Hay or pasture can be converted to annual crops by using tillage, herbicides or a combination of both. The effectiveness of forage stand termination is dependent on the termination method, timing, stand composition and environmental conditions.
One option for forage termination is to use tillage to work down the stand. When intensive tillage is used to terminate a forage stand, five to seven passes across the field are generally required to prepare a suitable seedbed for the next crop. Intensive tillage can destroy soil aggregation and dry the soil through increased evaporation, making it susceptible to erosion. Erosion risk can be worsened by the fact that forage stands often deplete soil moisture at depth, increasing the risk of poor growth for the next crop.
Tillage and Herbicides
Another option for forage stand termination is to use a combination of tillage and herbicides.
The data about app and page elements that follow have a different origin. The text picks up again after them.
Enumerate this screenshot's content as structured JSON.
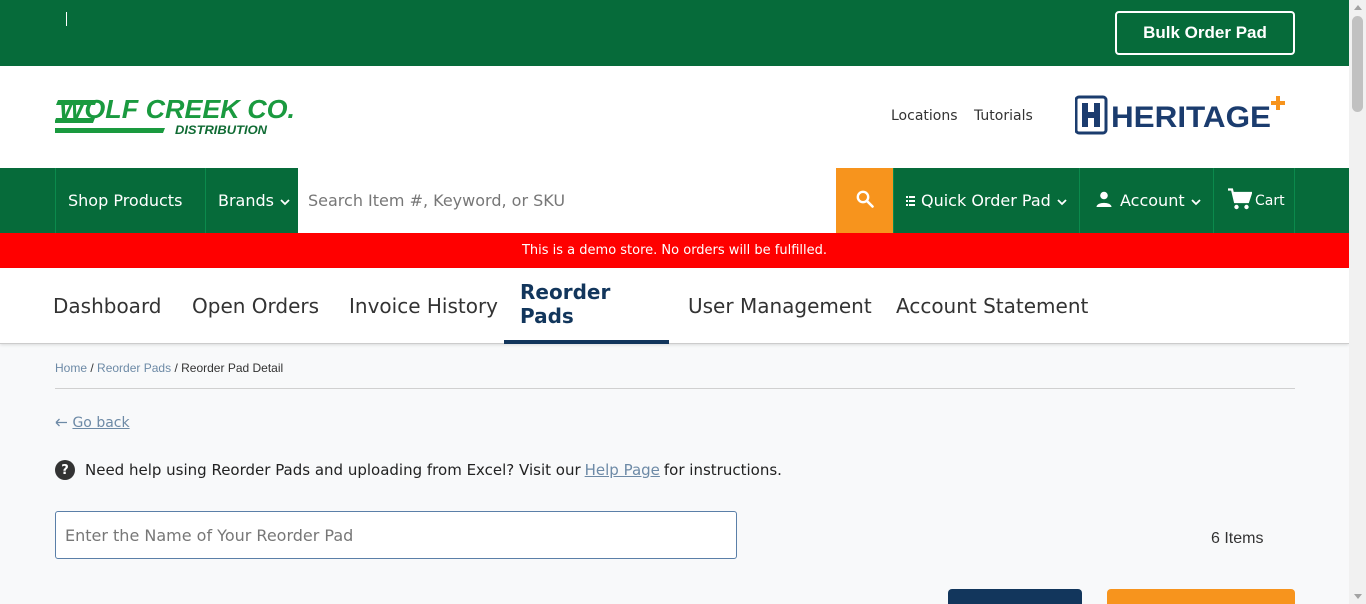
{
  "topbar": {
    "bulk_order_label": "Bulk Order Pad"
  },
  "header": {
    "logo_main": "WOLF CREEK CO.",
    "logo_sub": "DISTRIBUTION",
    "links": [
      "Locations",
      "Tutorials"
    ],
    "partner_logo": "HERITAGE"
  },
  "navbar": {
    "shop_products": "Shop Products",
    "brands": "Brands",
    "search_placeholder": "Search Item #, Keyword, or SKU",
    "quick_order_pad": "Quick Order Pad",
    "account": "Account",
    "cart": "Cart"
  },
  "banner": {
    "text": "This is a demo store. No orders will be fulfilled."
  },
  "tabs": [
    {
      "label": "Dashboard"
    },
    {
      "label": "Open Orders"
    },
    {
      "label": "Invoice History"
    },
    {
      "label": "Reorder Pads",
      "active": true
    },
    {
      "label": "User Management"
    },
    {
      "label": "Account Statement"
    }
  ],
  "breadcrumb": {
    "home": "Home",
    "reorder_pads": "Reorder Pads",
    "current": "Reorder Pad Detail",
    "sep": "/"
  },
  "go_back": "Go back",
  "help": {
    "prefix": "Need help using Reorder Pads and uploading from Excel? Visit our",
    "link": "Help Page",
    "suffix": "for instructions."
  },
  "pad_name": {
    "placeholder": "Enter the Name of Your Reorder Pad",
    "value": ""
  },
  "items_count": "6 Items",
  "colors": {
    "brand_green": "#066b3a",
    "accent_orange": "#f7941d",
    "navy": "#12365c",
    "banner_red": "#ff0000"
  }
}
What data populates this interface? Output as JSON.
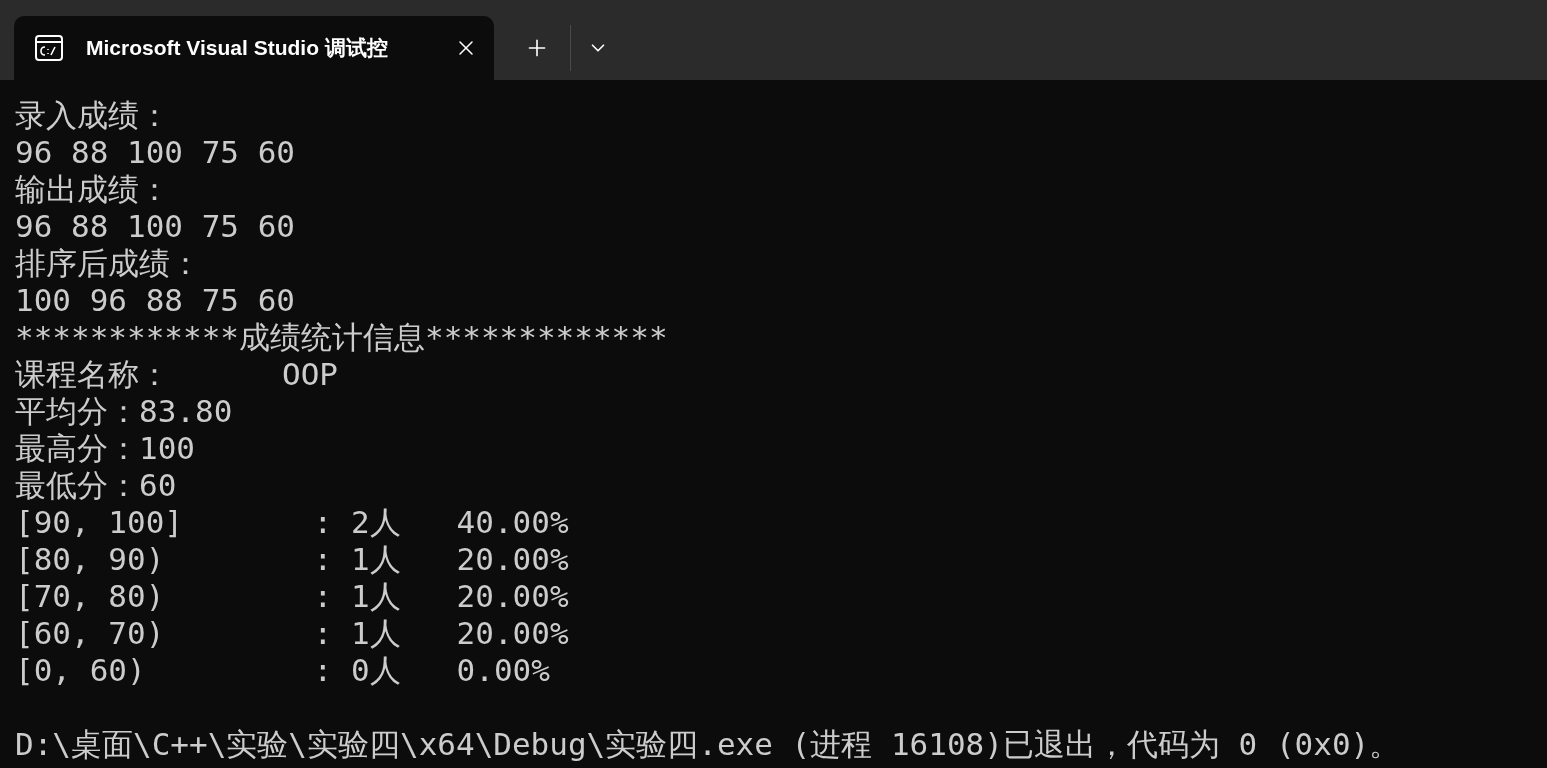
{
  "tab": {
    "title": "Microsoft Visual Studio 调试控",
    "selected": true
  },
  "console": {
    "lines": [
      "录入成绩：",
      "96 88 100 75 60",
      "输出成绩：",
      "96 88 100 75 60",
      "排序后成绩：",
      "100 96 88 75 60",
      "************成绩统计信息*************",
      "课程名称：      OOP",
      "平均分：83.80",
      "最高分：100",
      "最低分：60",
      "[90, 100]       : 2人   40.00%",
      "[80, 90)        : 1人   20.00%",
      "[70, 80)        : 1人   20.00%",
      "[60, 70)        : 1人   20.00%",
      "[0, 60)         : 0人   0.00%"
    ],
    "exit_message": "D:\\桌面\\C++\\实验\\实验四\\x64\\Debug\\实验四.exe (进程 16108)已退出，代码为 0 (0x0)。"
  }
}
By substituting herbicide use for some tillage operations, the effectiveness of forage stand termination can be improved. This can be accomplished with an initial herbicide application in the summer or fall of the year prior to seeding, or before spring pre-seeding tillage operations. When applying herbicides in early spring, control of perennial forages will be reduced, as this is not the ideal stage for maximum effectiveness. The non-selective herbicide glyphosate is the most commonly recommended herbicide registered for forage stand termination.
A final option for forage stand termination is to use herbicides exclusively and then seed annual crops into the sod. Termination with herbicides provides a soil environment conducive to germination and establishment, as there is minimal disturbance of the seedbed, which helps maximize moisture conservation. Where a summer or fall herbicide application is not possible in the year prior to seeding, herbicide can be applied before seeding in the spring. However, as noted above, early spring-applied chemical is less effective, as the forage plants have not reached the optimum stage for chemical control.
Reduced tillage results in increased crop residue on the soil surface either as standing stubble or as mulch, and can increase conservation of soil moisture. This is of particular importance in the drier regions of the Prairies, such as the Brown and Dark Brown soil zones, where soils dry quickly and soil moisture deficits are common.
Additional advantages to using herbicides in forage stand termination include:
- Reduction in labour and time required for seed-bed preparation;
- Reduction in fuel consumption; and
- Increased equipment savings, as less total horsepower is required for field preparation.
When choosing a termination strategy, consider how effectively it will control problem weeds such as quackgrass, foxtail barley, dandelion, and Canada thistle. For example, tillage of quackgrass, foxtail barley, or Canada thistle can result in ineffective control of these weeds and, in some cases, may increase these weeds; however, a fall herbicide application can result in excellent control as translocation of chemical into the roots occurs. In contrast, dandelions can be controlled better with tillage, as some herbicides such as glyphosate can be relatively ineffective. Tillage can also bring dormant, buried weed seeds to the surface where the environment may be favourable for germination.
Other factors to consider when choosing a termination strategy include, but are not limited to, topography and the presence of stones or burrowing animals. Abundant stones or uneven topography may favour herbicide use over tillage. On the other hand, tillage may be needed to prepare an even seedbed when mole hills are present.
In recent years, most forage stands have been terminated with some degree of herbicide use. Regardless of the method of forage stand removal, it is important to plant a crop that will allow for good in-crop control of weeds and any surviving forage plants.